DESCRIPTION OF THE TASK: State, as a single number, how many lines in the data below contain "Modules".

EXTRACTED ENTRIES:
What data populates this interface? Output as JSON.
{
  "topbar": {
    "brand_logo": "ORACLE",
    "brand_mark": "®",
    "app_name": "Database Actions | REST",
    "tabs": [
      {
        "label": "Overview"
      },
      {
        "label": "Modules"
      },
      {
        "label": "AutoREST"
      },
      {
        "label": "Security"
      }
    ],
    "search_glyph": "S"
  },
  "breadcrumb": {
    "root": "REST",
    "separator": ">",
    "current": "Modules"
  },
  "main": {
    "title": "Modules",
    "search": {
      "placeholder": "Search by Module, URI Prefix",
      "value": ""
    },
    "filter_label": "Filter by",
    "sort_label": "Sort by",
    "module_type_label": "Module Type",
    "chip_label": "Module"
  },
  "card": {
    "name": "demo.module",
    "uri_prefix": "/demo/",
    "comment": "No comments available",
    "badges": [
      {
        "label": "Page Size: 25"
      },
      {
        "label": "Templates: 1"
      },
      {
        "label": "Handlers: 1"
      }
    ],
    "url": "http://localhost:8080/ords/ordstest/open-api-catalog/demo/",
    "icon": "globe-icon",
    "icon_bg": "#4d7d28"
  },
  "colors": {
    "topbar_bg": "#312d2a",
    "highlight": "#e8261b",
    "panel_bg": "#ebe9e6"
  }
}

RESULT: 3